■ **Work instructions**: In the records below, find each line containing the word "value" and copy it.

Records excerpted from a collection
+-------+
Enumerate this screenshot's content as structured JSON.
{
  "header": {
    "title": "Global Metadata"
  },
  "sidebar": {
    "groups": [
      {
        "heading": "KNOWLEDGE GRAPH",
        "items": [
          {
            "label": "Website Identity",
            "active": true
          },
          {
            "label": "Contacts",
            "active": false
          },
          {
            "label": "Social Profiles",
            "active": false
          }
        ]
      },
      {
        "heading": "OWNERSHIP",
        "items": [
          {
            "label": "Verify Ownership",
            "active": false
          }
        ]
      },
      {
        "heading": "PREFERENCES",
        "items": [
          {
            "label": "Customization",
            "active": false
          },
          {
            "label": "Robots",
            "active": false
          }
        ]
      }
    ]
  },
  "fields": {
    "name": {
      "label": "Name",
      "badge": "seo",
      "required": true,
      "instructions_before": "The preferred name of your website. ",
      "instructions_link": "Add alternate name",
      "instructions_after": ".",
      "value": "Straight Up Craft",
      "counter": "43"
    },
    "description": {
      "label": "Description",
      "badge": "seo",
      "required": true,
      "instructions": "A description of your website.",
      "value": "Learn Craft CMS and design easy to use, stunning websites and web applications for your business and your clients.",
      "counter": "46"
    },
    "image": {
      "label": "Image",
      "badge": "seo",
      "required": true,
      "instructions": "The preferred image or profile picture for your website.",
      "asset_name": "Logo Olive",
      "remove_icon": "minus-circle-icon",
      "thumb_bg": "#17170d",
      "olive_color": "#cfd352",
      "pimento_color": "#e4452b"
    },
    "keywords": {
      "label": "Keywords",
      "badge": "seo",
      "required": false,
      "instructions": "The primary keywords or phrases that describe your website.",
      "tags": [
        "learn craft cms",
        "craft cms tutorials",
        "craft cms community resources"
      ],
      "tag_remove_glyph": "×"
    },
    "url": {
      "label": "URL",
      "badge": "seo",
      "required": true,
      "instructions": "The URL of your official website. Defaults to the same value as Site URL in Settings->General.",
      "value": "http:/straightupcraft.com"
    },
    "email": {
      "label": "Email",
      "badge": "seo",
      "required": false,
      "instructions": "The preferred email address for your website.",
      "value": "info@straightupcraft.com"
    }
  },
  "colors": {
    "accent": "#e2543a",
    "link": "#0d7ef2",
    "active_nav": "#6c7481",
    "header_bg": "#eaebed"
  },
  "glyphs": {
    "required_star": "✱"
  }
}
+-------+
■ **Result of this task**:
      "value": "Straight Up Craft",
      "value": "Learn Craft CMS and design easy to use, stunning websites and web applications for your business and your clients.",
      "instructions": "The URL of your official website. Defaults to the same value as Site URL in Settings->General.",
      "value": "http:/straightupcraft.com"
      "value": "info@straightupcraft.com"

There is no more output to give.